Being there for the NFL draft, I couldn't help but notice there was another tale of winning and losing taking place, as franchises compete to draft the hottest talent in pursuit of creating a winning team. It's kind of like what we do in the mortgage business except our players are all free agents, mostly discards and cuts from other teams.
Shortly after we were talking about what it would take to win in the consumer direct lending business, the NFL finally took action against Tom Brady and the New England Patriots for yet another rule infraction, indicating, perhaps, a cultural problem that might exist with this professional sports franchise. I can already sense angry fingers reaching for keyboards, but we all know about deflategate and the team's past infractions. The question that struck me was: is there a lesson here for our industry?
It's about culture, made clear by a pattern of behavior. Is it that big a deal that somebody took some air out of the game balls? Probably not. Did it have a big enough impact on the game to guarantee a Patriots win? Probably not. Does it demonstrate a culture that drives them to do anything in order to succeed? I think it does.
So, the question becomes: are we building similar teams that will do anything to get the next loan closed? And how does culture play a part in that?
Federal regulators have written rules and levied fines that seem intent on changing the culture of our industry. The shame is that it had to come to this before we realized that doing anything to get the next loan through was not appropriate. It seems like someone could have guessed that not verifying income would lead to problems. And creating exotic mortgage programs, and ignoring ability to repay, would be like drafting football players with no proven record or ability to play the game.
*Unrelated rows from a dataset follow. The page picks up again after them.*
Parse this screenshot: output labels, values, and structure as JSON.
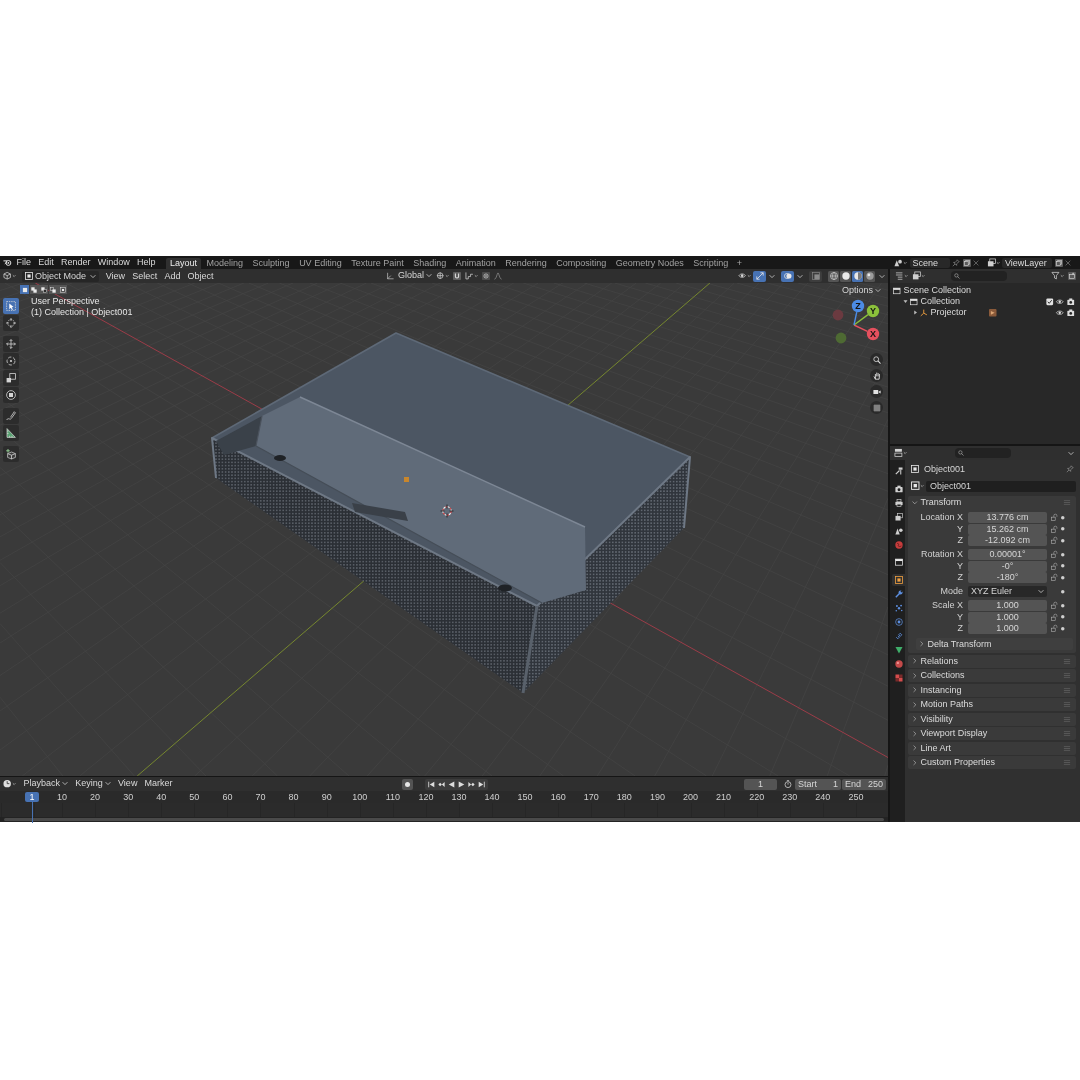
{
  "top_bar": {
    "menus": [
      "File",
      "Edit",
      "Render",
      "Window",
      "Help"
    ],
    "workspaces": [
      {
        "label": "Layout",
        "selected": true
      },
      {
        "label": "Modeling",
        "selected": false
      },
      {
        "label": "Sculpting",
        "selected": false
      },
      {
        "label": "UV Editing",
        "selected": false
      },
      {
        "label": "Texture Paint",
        "selected": false
      },
      {
        "label": "Shading",
        "selected": false
      },
      {
        "label": "Animation",
        "selected": false
      },
      {
        "label": "Rendering",
        "selected": false
      },
      {
        "label": "Compositing",
        "selected": false
      },
      {
        "label": "Geometry Nodes",
        "selected": false
      },
      {
        "label": "Scripting",
        "selected": false
      }
    ],
    "add_workspace": "+",
    "scene": "Scene",
    "view_layer": "ViewLayer"
  },
  "viewport": {
    "mode": "Object Mode",
    "menus": [
      "View",
      "Select",
      "Add",
      "Object"
    ],
    "orientation": "Global",
    "toggles": [
      {
        "kind": "gizmos",
        "on": true
      },
      {
        "kind": "overlays",
        "on": true
      },
      {
        "kind": "xray",
        "on": false
      }
    ],
    "shading_modes": [
      {
        "kind": "wireframe",
        "selected": false
      },
      {
        "kind": "solid",
        "selected": false
      },
      {
        "kind": "material",
        "selected": true
      },
      {
        "kind": "rendered",
        "selected": false
      }
    ],
    "select_modes": [
      {
        "kind": "set",
        "selected": true
      },
      {
        "kind": "extend",
        "selected": false
      },
      {
        "kind": "subtract",
        "selected": false
      },
      {
        "kind": "difference",
        "selected": false
      },
      {
        "kind": "intersect",
        "selected": false
      }
    ],
    "options": "Options",
    "tool_groups": [
      [
        {
          "kind": "select-box",
          "selected": true
        },
        {
          "kind": "cursor",
          "selected": false
        }
      ],
      [
        {
          "kind": "move",
          "selected": false
        },
        {
          "kind": "rotate",
          "selected": false
        },
        {
          "kind": "scale",
          "selected": false
        },
        {
          "kind": "transform",
          "selected": false
        }
      ],
      [
        {
          "kind": "annotate",
          "selected": false
        },
        {
          "kind": "measure",
          "selected": false
        }
      ],
      [
        {
          "kind": "add-cube",
          "selected": false
        }
      ]
    ],
    "view_name": "User Perspective",
    "view_context": "(1) Collection | Object001",
    "gizmo_axes": [
      {
        "label": "X",
        "color": "#e5505e"
      },
      {
        "label": "Y",
        "color": "#8bc13b"
      },
      {
        "label": "Z",
        "color": "#4c8ce6"
      }
    ]
  },
  "outliner": {
    "tree": [
      {
        "kind": "scene-collection",
        "label": "Scene Collection",
        "children": [
          {
            "kind": "collection",
            "label": "Collection",
            "expanded": true,
            "checked": true,
            "children": [
              {
                "kind": "object",
                "label": "Projector",
                "expanded": false
              }
            ]
          }
        ]
      }
    ]
  },
  "properties": {
    "tab_groups": [
      [
        {
          "kind": "tool",
          "selected": false
        }
      ],
      [
        {
          "kind": "render",
          "selected": false
        },
        {
          "kind": "output",
          "selected": false
        },
        {
          "kind": "view-layer",
          "selected": false
        },
        {
          "kind": "scene",
          "selected": false
        },
        {
          "kind": "world",
          "selected": false
        }
      ],
      [
        {
          "kind": "collection",
          "selected": false
        }
      ],
      [
        {
          "kind": "object",
          "selected": true
        },
        {
          "kind": "modifiers",
          "selected": false
        },
        {
          "kind": "particles",
          "selected": false
        },
        {
          "kind": "physics",
          "selected": false
        },
        {
          "kind": "constraints",
          "selected": false
        },
        {
          "kind": "data",
          "selected": false
        },
        {
          "kind": "material",
          "selected": false
        },
        {
          "kind": "texture",
          "selected": false
        }
      ]
    ],
    "object_name": "Object001",
    "datablock": "Object001",
    "transform": {
      "label": "Transform",
      "expanded": true,
      "groups": [
        {
          "rows": [
            {
              "kind": "number",
              "label": "Location X",
              "value": "13.776 cm"
            },
            {
              "kind": "number",
              "label": "Y",
              "value": "15.262 cm"
            },
            {
              "kind": "number",
              "label": "Z",
              "value": "-12.092 cm"
            }
          ]
        },
        {
          "rows": [
            {
              "kind": "number",
              "label": "Rotation X",
              "value": "0.00001°"
            },
            {
              "kind": "number",
              "label": "Y",
              "value": "-0°"
            },
            {
              "kind": "number",
              "label": "Z",
              "value": "-180°"
            }
          ]
        },
        {
          "rows": [
            {
              "kind": "dropdown",
              "label": "Mode",
              "value": "XYZ Euler"
            }
          ]
        },
        {
          "rows": [
            {
              "kind": "number",
              "label": "Scale X",
              "value": "1.000"
            },
            {
              "kind": "number",
              "label": "Y",
              "value": "1.000"
            },
            {
              "kind": "number",
              "label": "Z",
              "value": "1.000"
            }
          ]
        }
      ],
      "subpanels": [
        {
          "label": "Delta Transform",
          "expanded": false
        }
      ]
    },
    "panels": [
      {
        "label": "Relations",
        "expanded": false
      },
      {
        "label": "Collections",
        "expanded": false
      },
      {
        "label": "Instancing",
        "expanded": false
      },
      {
        "label": "Motion Paths",
        "expanded": false
      },
      {
        "label": "Visibility",
        "expanded": false
      },
      {
        "label": "Viewport Display",
        "expanded": false
      },
      {
        "label": "Line Art",
        "expanded": false
      },
      {
        "label": "Custom Properties",
        "expanded": false
      }
    ]
  },
  "timeline": {
    "menus": [
      {
        "label": "Playback",
        "dropdown": true
      },
      {
        "label": "Keying",
        "dropdown": true
      },
      {
        "label": "View",
        "dropdown": false
      },
      {
        "label": "Marker",
        "dropdown": false
      }
    ],
    "frame": "1",
    "start_label": "Start",
    "start": "1",
    "end_label": "End",
    "end": "250",
    "playhead": "1",
    "ruler": [
      "10",
      "20",
      "30",
      "40",
      "50",
      "60",
      "70",
      "80",
      "90",
      "100",
      "110",
      "120",
      "130",
      "140",
      "150",
      "160",
      "170",
      "180",
      "190",
      "200",
      "210",
      "220",
      "230",
      "240",
      "250"
    ]
  }
}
No one in the NFL does that, (other than my hometown team in Washington, D.C.). But when risks are ignored, and a culture of "do anything to win" is created, the regulatory pendulum often swings all the way back.
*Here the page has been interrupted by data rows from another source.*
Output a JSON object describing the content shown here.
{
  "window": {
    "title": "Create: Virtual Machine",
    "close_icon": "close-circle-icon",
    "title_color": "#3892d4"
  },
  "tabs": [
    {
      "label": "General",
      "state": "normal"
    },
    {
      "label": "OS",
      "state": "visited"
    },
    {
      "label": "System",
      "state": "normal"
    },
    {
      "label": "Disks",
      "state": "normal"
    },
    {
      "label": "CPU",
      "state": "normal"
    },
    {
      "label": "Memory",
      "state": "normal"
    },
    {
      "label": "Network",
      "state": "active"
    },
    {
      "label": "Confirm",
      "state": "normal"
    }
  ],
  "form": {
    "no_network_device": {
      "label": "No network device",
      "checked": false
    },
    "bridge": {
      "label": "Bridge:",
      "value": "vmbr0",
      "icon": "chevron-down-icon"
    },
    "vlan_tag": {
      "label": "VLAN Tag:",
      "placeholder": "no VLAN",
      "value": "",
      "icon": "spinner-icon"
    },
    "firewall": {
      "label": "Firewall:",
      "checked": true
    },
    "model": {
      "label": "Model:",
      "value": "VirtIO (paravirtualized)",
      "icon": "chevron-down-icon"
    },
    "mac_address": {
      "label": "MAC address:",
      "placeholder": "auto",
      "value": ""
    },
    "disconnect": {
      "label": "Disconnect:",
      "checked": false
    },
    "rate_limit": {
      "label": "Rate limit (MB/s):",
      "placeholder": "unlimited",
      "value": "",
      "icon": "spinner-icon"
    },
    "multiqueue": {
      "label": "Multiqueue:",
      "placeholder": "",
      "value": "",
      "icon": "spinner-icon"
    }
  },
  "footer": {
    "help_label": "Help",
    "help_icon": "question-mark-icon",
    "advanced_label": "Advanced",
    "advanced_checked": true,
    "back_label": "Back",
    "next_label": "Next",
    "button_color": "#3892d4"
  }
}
Now, we're operating in an environment where our expenses have bloated out of control as we try to mitigate our risks by checking checkers and adding more documentation layers to our deals. Has our culture now swung back too far in the other direction? Are we now too conservative to profit from the opportunities that exist in the marketplace? Are we too afraid to perform the function our businesses were formed to perform?
Dampening the effect of this wildly swinging pendulum is important and for an example of how to do that, we can look to the NFL. The league didn't write a bunch of new rules in response to the Patriot's infractions. Their rules, like our own industry's, were already on the books. All they did was enforce them. Of course, it now looks like the NFL has taken a page from the Consumer Financial Protection Bureau's playbook and may lay down a fine that seems extreme given the nature of the actual infraction. But at least they are not creating a new rule about the inflation of balls or implementing other equipment restrictions that will end up hurting the game and players.
On the other hand, the penalty isn't just for letting the air out of a few game balls; it's about creating a culture where people are willing to do anything it takes to win. We should take care not to duplicate that mistake. After all, if you build a culture of success, where integrity is expected, recognized and rewarded, then good results will follow. Although the Patriots are obviously a winning team, perhaps the lesson is that winning at any cost can be costly indeed.
Garth Graham is a partner with Stratmor Group and has over 25 years of mortgage experience.